Miller and Orchard, "Protection in Europe for refugees from Syria."
[5] Oliver Hawkins, "Asylum Statistics," Commons Briefing papers SN01403,, 20 December 2016, Available at:\.
[8] Ibid.  
[12] Operational Policy and Rules Unit, Operational Systems Management, Home Office, "Humanitarian Protection,", 15 May 2013, Available at:  "A person eligible for subsidiary protection means a third country national or a stateless person who does not qualify as a refugee but in respect of whom substantial grounds have been shown for believing that the person concerned, if returned to his or her country of origin, or in the case of a stateless person, to his or her country of former habitual residence, would face a real risk of suffering serious harm as defined in Article 15, and to whom Article 17(1) and (2) do not apply, and is unable, or, owing to such risk, unwilling to avail himself or herself of the protection of that country." Those granted Humanitarian Protection will be granted leave to enter or remain for a period of five years. There is an avenue for settlement (Indefinite Leave to Remain) after 5 years of leave.

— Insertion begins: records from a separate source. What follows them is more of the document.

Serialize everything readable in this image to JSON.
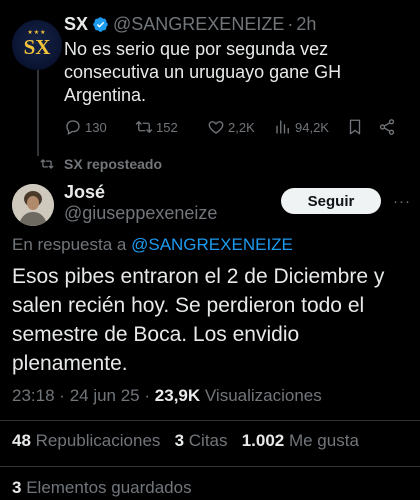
{
  "tweet1": {
    "name": "SX",
    "handle": "@SANGREXENEIZE",
    "separator": "·",
    "time": "2h",
    "text": "No es serio que por segunda vez consecutiva un uruguayo gane GH Argentina.",
    "avatar_mono": "SX",
    "avatar_stars": "★★★",
    "replies": "130",
    "reposts": "152",
    "likes": "2,2K",
    "views": "94,2K"
  },
  "repost_label": "SX reposteado",
  "tweet2": {
    "name": "José",
    "handle": "@giuseppexeneize",
    "follow_label": "Seguir",
    "more": "···",
    "reply_prefix": "En respuesta a",
    "reply_mention": "@SANGREXENEIZE",
    "text": "Esos pibes entraron el 2 de Diciembre y salen recién hoy. Se perdieron todo el semestre de Boca. Los envidio plenamente.",
    "time": "23:18",
    "date": "24 jun 25",
    "dot": "·",
    "views_count": "23,9K",
    "views_label": "Visualizaciones",
    "reposts_count": "48",
    "reposts_label": "Republicaciones",
    "quotes_count": "3",
    "quotes_label": "Citas",
    "likes_count": "1.002",
    "likes_label": "Me gusta",
    "saved_count": "3",
    "saved_label": "Elementos guardados"
  },
  "colors": {
    "background": "#000000",
    "text": "#e7e9ea",
    "muted": "#71767b",
    "accent": "#1d9bf0",
    "divider": "#2f3336"
  },
  "icons": [
    "verified-badge-icon",
    "reply-icon",
    "repost-icon",
    "like-icon",
    "views-icon",
    "bookmark-icon",
    "share-icon",
    "repost-small-icon",
    "more-icon"
  ]
}
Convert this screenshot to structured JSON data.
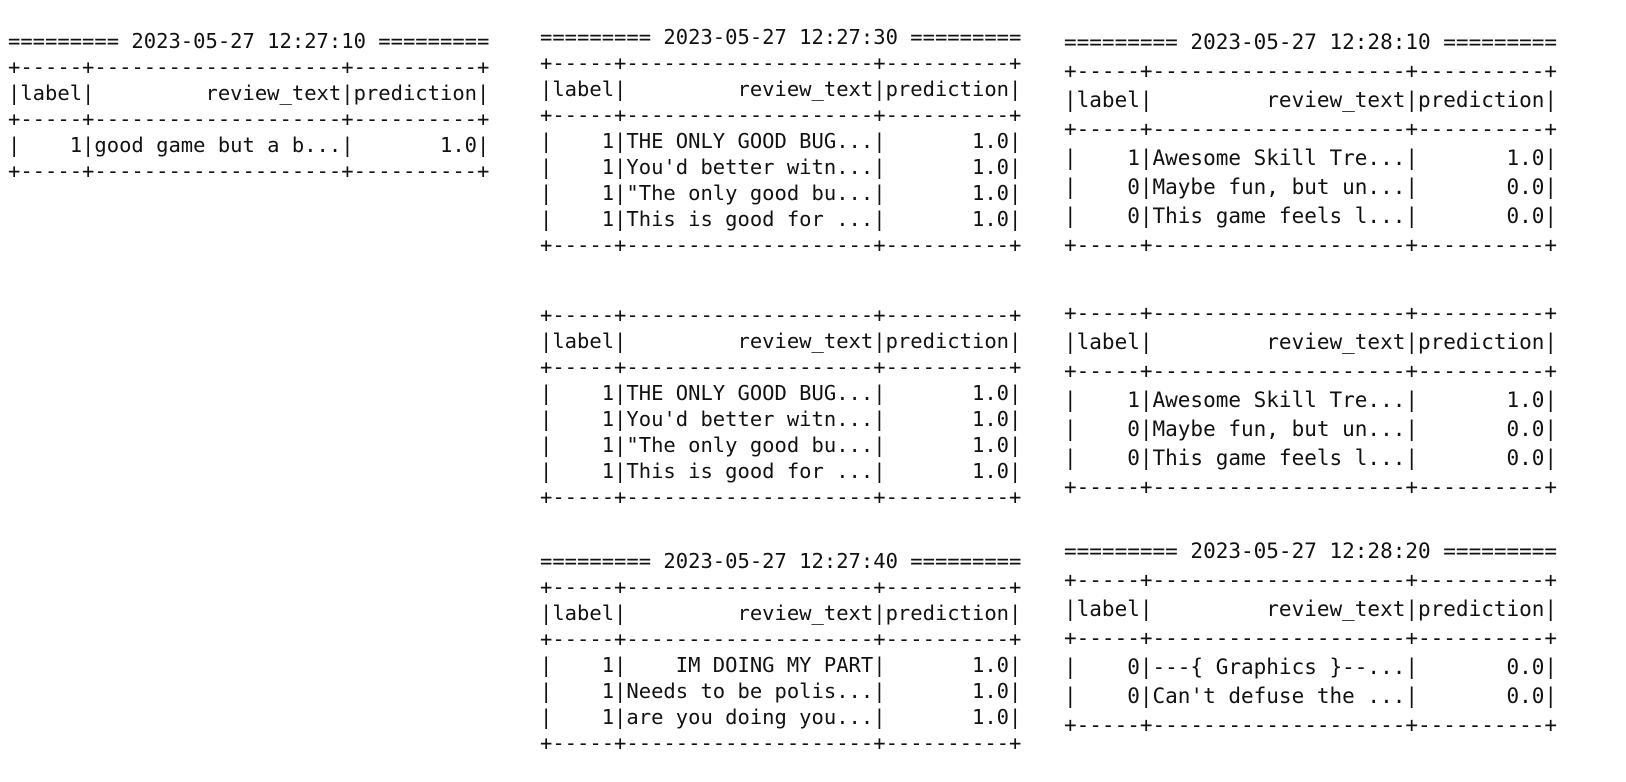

[13] Terry McGuinness, Commons Briefing papers SN06805, "Commons Library Briefing: Syrian refugees and the UK response," Research Briefings,, 10 June 2016,
[16] Lawyers for Palestinian Human Rights (LPHR) and Medical Aid for Palestine (MAP), "Ensuring the UK Provides Equal Protection to Palestinian Refugees from Syria," August 2016, Available at:
[17] "Parliamentary under Secretary of State,", 2015-2016, Available at:  
[19] Human Rights Watch, "Not Welcome: Jordan's Treatment of Palestinians Escaping Syria," 7 August 2014, Available at:  
[20] UNRWA, "The Syria Crisis," 2016, Available at:
[22] UK Home Office, "Asylum Policy Instruction: Article 1D of the Refugee Convention: Palestinian refugees assisted by the United Nations Relief and Works Agency (UNRWA),", 9 May 2016, Available at: .